One year after winning the US Open as a junior, Andy Roddick has his first major US Open meltdown as a pro during his thisclose 2001 US Open quarterfinal against Lleyton Hewitt. Roddick was serving to stay in it, at 4-5 in the fifth set. Momentum was on his side. He'd won the first set in a tiebreak, 7-6, lost the second and third and then regrouped to snatch the fourth set from Hewie at 6-3.
I appreciate the look on Roddick's face as he tries to corral all the Tennis Hate he sent galloping around Arthur Ashe stadium. He takes a big breath and tries to settle himself. It reminds me of Coach Al, saying to me, "don't get excited. Get composed before you serve."
Hewitt, meanwhile, is fiddling with his strings while his squeeze at the time, one of my favorite players, Kim Cjisters, keeps her game face on. Roddick makes several unforced errors to give Hewitt the break, the set and the match. The 20-year-old from Australia went on to win the US Open, his first of two Grand Slam titles (He won Wimby the next year).
Roddick got his turn to hoist the trophy at Arthur Ashe Stadium two years later, in 2003. It would be his only Grand Slam title.
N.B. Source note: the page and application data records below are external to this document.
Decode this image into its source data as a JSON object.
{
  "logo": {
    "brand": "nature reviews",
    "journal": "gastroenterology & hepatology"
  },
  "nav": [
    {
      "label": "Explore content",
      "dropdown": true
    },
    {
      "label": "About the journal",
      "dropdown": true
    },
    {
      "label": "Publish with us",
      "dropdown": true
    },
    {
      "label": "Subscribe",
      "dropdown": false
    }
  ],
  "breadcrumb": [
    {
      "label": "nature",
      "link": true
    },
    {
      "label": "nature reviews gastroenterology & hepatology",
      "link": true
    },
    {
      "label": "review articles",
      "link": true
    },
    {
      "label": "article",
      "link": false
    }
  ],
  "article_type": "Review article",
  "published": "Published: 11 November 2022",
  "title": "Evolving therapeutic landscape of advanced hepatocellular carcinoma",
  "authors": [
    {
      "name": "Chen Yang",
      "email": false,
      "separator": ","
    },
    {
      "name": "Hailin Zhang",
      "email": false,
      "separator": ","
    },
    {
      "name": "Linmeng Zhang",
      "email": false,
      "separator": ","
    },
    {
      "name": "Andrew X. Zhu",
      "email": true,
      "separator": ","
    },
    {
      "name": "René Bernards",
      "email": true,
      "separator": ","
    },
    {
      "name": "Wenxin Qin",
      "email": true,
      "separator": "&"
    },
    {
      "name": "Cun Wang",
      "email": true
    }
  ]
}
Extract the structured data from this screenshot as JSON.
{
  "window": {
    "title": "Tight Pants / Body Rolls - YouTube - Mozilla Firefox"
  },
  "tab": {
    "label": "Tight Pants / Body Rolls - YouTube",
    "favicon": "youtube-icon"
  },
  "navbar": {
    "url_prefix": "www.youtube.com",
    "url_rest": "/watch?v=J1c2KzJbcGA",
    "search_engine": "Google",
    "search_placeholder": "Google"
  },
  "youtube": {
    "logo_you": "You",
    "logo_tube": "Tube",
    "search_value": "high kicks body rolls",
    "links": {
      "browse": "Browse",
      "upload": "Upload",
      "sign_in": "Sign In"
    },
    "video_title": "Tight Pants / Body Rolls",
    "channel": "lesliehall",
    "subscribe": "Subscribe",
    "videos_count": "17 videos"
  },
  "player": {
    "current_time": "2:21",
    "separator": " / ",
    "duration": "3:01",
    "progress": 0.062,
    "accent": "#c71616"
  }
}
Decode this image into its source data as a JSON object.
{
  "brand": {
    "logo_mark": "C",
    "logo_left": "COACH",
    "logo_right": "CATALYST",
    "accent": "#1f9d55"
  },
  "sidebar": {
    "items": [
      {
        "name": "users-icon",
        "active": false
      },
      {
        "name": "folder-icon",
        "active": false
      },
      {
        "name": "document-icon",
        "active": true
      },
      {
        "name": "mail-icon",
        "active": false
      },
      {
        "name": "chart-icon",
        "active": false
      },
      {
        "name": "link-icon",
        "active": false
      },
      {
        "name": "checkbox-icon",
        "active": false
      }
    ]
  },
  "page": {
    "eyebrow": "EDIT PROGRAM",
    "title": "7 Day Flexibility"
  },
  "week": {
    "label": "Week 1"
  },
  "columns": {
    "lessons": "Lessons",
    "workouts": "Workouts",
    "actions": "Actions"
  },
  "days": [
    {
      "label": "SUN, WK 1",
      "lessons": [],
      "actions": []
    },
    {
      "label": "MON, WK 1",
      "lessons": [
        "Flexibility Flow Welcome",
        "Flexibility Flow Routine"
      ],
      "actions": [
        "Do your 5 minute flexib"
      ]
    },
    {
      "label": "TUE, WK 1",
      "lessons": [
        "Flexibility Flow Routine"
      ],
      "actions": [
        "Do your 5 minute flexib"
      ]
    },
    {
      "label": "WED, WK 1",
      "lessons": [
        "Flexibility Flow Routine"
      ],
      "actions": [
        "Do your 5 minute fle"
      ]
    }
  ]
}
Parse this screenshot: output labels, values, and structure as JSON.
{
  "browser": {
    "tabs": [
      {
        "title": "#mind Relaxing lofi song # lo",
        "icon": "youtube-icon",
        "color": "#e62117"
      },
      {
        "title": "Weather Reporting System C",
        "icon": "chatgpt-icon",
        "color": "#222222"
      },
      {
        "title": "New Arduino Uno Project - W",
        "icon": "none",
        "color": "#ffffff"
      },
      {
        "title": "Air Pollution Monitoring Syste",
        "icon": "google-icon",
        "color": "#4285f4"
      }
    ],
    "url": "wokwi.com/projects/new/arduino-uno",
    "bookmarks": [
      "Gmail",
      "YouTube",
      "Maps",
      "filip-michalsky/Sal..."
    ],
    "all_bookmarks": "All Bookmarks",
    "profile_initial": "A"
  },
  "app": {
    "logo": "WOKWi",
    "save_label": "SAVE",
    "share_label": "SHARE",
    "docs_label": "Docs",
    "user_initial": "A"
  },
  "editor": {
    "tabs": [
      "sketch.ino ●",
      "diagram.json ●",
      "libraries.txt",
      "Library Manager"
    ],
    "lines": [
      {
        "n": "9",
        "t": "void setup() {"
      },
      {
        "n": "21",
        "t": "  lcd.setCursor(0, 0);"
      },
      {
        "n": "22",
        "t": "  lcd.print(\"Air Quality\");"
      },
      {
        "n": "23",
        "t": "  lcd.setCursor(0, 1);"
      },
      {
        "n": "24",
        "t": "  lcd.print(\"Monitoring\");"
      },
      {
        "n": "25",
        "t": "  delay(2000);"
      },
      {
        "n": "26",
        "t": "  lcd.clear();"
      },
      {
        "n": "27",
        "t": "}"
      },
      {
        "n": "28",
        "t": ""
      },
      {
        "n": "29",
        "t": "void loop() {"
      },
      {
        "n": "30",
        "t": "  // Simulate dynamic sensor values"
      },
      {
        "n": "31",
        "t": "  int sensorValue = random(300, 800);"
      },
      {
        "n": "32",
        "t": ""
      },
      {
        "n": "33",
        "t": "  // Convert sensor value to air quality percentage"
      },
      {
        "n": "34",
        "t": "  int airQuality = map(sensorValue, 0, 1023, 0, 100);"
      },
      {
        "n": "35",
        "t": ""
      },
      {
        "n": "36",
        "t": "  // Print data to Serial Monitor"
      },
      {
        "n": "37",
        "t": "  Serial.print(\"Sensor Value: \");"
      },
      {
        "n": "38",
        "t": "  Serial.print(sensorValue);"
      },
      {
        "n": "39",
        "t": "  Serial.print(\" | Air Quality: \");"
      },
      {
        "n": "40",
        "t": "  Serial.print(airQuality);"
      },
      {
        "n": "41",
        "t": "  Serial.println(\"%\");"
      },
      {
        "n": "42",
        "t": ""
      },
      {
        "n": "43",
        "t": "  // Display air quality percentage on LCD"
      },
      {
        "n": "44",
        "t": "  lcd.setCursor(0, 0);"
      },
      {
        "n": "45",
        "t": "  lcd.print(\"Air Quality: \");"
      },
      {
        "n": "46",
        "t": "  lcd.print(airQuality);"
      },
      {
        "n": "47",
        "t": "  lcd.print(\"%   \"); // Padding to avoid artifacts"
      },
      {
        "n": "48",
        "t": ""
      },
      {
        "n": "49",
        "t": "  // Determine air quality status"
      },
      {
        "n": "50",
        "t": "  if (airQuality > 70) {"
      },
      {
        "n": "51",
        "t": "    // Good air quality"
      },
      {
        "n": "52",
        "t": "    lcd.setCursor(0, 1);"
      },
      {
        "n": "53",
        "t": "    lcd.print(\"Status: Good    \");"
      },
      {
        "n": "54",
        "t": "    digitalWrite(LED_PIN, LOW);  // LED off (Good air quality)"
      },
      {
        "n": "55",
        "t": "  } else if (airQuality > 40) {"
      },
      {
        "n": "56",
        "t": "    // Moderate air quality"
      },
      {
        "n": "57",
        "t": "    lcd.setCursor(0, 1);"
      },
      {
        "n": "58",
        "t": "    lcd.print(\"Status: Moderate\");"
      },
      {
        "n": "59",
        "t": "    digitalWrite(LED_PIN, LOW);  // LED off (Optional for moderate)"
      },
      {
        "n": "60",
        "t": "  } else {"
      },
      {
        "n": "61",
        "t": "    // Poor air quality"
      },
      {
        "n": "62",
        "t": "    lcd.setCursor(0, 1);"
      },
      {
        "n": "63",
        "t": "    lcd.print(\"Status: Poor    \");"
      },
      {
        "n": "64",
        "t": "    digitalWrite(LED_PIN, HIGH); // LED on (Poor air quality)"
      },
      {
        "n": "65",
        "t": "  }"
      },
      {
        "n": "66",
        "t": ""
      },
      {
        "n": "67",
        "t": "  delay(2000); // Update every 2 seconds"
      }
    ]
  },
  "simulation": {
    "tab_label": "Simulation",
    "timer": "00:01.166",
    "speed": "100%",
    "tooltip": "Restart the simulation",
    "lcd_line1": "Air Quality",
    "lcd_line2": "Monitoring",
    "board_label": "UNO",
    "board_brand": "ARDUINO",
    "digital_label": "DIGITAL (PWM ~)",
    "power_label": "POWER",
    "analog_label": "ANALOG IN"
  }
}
I can't embed the video. Click on the link. It's worth a watch, just to see how the two young guns handled the pressure. And to see how young they were. I forget that these tennis pros, especially the ones we're talking about now -- Sloane Stephens, Milos Raonic, Francis Tiafoe -- are barely at legal drinking age.